Think deliberately about your purpose and use common sense to choose the most effective figure for communicating the main point.
If you want your reader to understand spatial relationships, a map or photograph may be the best choice.
Figures are typically read from the bottom up, so captions go below the figure and are left-justified.
The most important consideration for figures is simplicity.
Gridlines or boxes should not be included in printed versions.
Tables may or may not include other elements, such as subheadings or footnotes. They may be graphs, diagrams, photos, drawings, or maps.
Tables present lists of numbers or text in columns and can be used to synthesize existing literature, to explain variables, or to present the wording of survey questions.
They are also used to make a paper or article more readable by removing numeric or listed data from the text.
Tables are typically used to present raw data, not when you want to show a relationship between variables. They come in the form of graphs, charts, drawings, photos, or maps.

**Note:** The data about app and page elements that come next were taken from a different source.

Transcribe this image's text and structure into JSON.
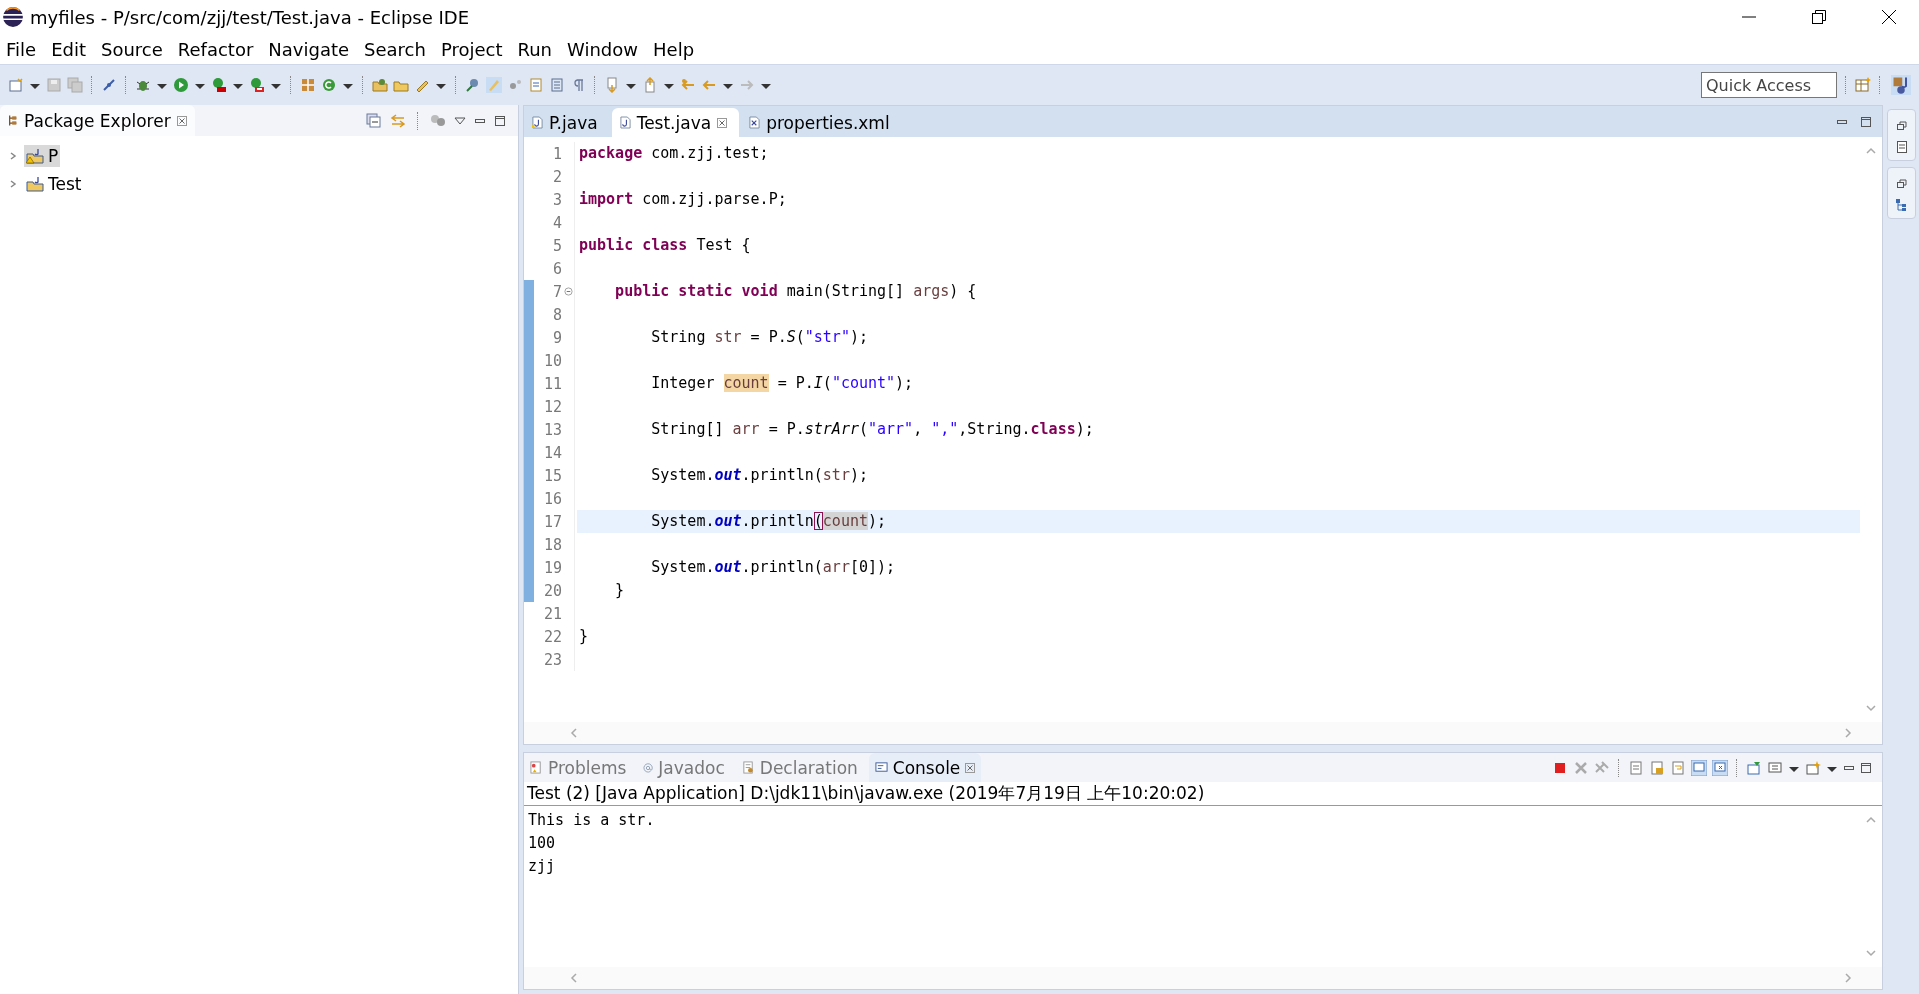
{
  "window": {
    "title": "myfiles - P/src/com/zjj/test/Test.java - Eclipse IDE"
  },
  "menu": [
    "File",
    "Edit",
    "Source",
    "Refactor",
    "Navigate",
    "Search",
    "Project",
    "Run",
    "Window",
    "Help"
  ],
  "quick_access": {
    "placeholder": "Quick Access"
  },
  "package_explorer": {
    "title": "Package Explorer",
    "items": [
      {
        "label": "P",
        "selected": true,
        "warning": true
      },
      {
        "label": "Test",
        "selected": false,
        "warning": false
      }
    ]
  },
  "editor_tabs": [
    {
      "label": "P.java",
      "selected": false,
      "kind": "java"
    },
    {
      "label": "Test.java",
      "selected": true,
      "kind": "java"
    },
    {
      "label": "properties.xml",
      "selected": false,
      "kind": "xml"
    }
  ],
  "code_lines": [
    {
      "number": "1",
      "current": false,
      "changed": false,
      "tokens": [
        {
          "kind": "keyword",
          "text": "package"
        },
        {
          "kind": "plain",
          "text": " com.zjj.test;"
        }
      ]
    },
    {
      "number": "2",
      "current": false,
      "changed": false
    },
    {
      "number": "3",
      "current": false,
      "changed": false,
      "tokens": [
        {
          "kind": "keyword",
          "text": "import"
        },
        {
          "kind": "plain",
          "text": " com.zjj.parse.P;"
        }
      ]
    },
    {
      "number": "4",
      "current": false,
      "changed": false
    },
    {
      "number": "5",
      "current": false,
      "changed": false,
      "tokens": [
        {
          "kind": "keyword",
          "text": "public "
        },
        {
          "kind": "keyword",
          "text": "class"
        },
        {
          "kind": "plain",
          "text": " Test {"
        }
      ]
    },
    {
      "number": "6",
      "current": false,
      "changed": false
    },
    {
      "number": "7",
      "current": false,
      "changed": true,
      "foldable": true,
      "tokens": [
        {
          "kind": "keyword",
          "text": "    public "
        },
        {
          "kind": "keyword",
          "text": "static "
        },
        {
          "kind": "keyword",
          "text": "void"
        },
        {
          "kind": "plain",
          "text": " main(String[] "
        },
        {
          "kind": "variable",
          "text": "args"
        },
        {
          "kind": "plain",
          "text": ") {"
        }
      ]
    },
    {
      "number": "8",
      "current": false,
      "changed": true
    },
    {
      "number": "9",
      "current": false,
      "changed": true,
      "tokens": [
        {
          "kind": "plain",
          "text": "        String "
        },
        {
          "kind": "variable",
          "text": "str"
        },
        {
          "kind": "plain",
          "text": " = P."
        },
        {
          "kind": "static",
          "text": "S"
        },
        {
          "kind": "plain",
          "text": "("
        },
        {
          "kind": "string",
          "text": "\"str\""
        },
        {
          "kind": "plain",
          "text": ");"
        }
      ]
    },
    {
      "number": "10",
      "current": false,
      "changed": true
    },
    {
      "number": "11",
      "current": false,
      "changed": true,
      "tokens": [
        {
          "kind": "plain",
          "text": "        Integer "
        },
        {
          "kind": "write-occurrence",
          "text": "count"
        },
        {
          "kind": "plain",
          "text": " = P."
        },
        {
          "kind": "static",
          "text": "I"
        },
        {
          "kind": "plain",
          "text": "("
        },
        {
          "kind": "string",
          "text": "\"count\""
        },
        {
          "kind": "plain",
          "text": ");"
        }
      ]
    },
    {
      "number": "12",
      "current": false,
      "changed": true
    },
    {
      "number": "13",
      "current": false,
      "changed": true,
      "tokens": [
        {
          "kind": "plain",
          "text": "        String[] "
        },
        {
          "kind": "variable",
          "text": "arr"
        },
        {
          "kind": "plain",
          "text": " = P."
        },
        {
          "kind": "static",
          "text": "strArr"
        },
        {
          "kind": "plain",
          "text": "("
        },
        {
          "kind": "string",
          "text": "\"arr\""
        },
        {
          "kind": "plain",
          "text": ", "
        },
        {
          "kind": "string",
          "text": "\",\""
        },
        {
          "kind": "plain",
          "text": ",String."
        },
        {
          "kind": "keyword",
          "text": "class"
        },
        {
          "kind": "plain",
          "text": ");"
        }
      ]
    },
    {
      "number": "14",
      "current": false,
      "changed": true
    },
    {
      "number": "15",
      "current": false,
      "changed": true,
      "tokens": [
        {
          "kind": "plain",
          "text": "        System."
        },
        {
          "kind": "field",
          "text": "out"
        },
        {
          "kind": "plain",
          "text": ".println("
        },
        {
          "kind": "variable",
          "text": "str"
        },
        {
          "kind": "plain",
          "text": ");"
        }
      ]
    },
    {
      "number": "16",
      "current": false,
      "changed": true
    },
    {
      "number": "17",
      "current": true,
      "changed": true,
      "tokens": [
        {
          "kind": "plain",
          "text": "        System."
        },
        {
          "kind": "field",
          "text": "out"
        },
        {
          "kind": "plain",
          "text": ".println"
        },
        {
          "kind": "bracket",
          "text": "("
        },
        {
          "kind": "read-occurrence",
          "text": "count"
        },
        {
          "kind": "plain",
          "text": ");"
        }
      ]
    },
    {
      "number": "18",
      "current": false,
      "changed": true
    },
    {
      "number": "19",
      "current": false,
      "changed": true,
      "tokens": [
        {
          "kind": "plain",
          "text": "        System."
        },
        {
          "kind": "field",
          "text": "out"
        },
        {
          "kind": "plain",
          "text": ".println("
        },
        {
          "kind": "variable",
          "text": "arr"
        },
        {
          "kind": "plain",
          "text": "[0]);"
        }
      ]
    },
    {
      "number": "20",
      "current": false,
      "changed": true,
      "tokens": [
        {
          "kind": "plain",
          "text": "    }"
        }
      ]
    },
    {
      "number": "21",
      "current": false,
      "changed": false
    },
    {
      "number": "22",
      "current": false,
      "changed": false,
      "tokens": [
        {
          "kind": "plain",
          "text": "}"
        }
      ]
    },
    {
      "number": "23",
      "current": false,
      "changed": false
    }
  ],
  "console_tabs": [
    {
      "label": "Problems",
      "selected": false,
      "kind": "problems"
    },
    {
      "label": "Javadoc",
      "selected": false,
      "kind": "javadoc"
    },
    {
      "label": "Declaration",
      "selected": false,
      "kind": "declaration"
    },
    {
      "label": "Console",
      "selected": true,
      "kind": "console"
    }
  ],
  "console": {
    "header": "Test (2) [Java Application] D:\\jdk11\\bin\\javaw.exe (2019年7月19日 上午10:20:02)",
    "output": [
      "This is a str.",
      "100",
      "zjj"
    ]
  }
}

Figures provide visual impact and can effectively communicate your primary finding.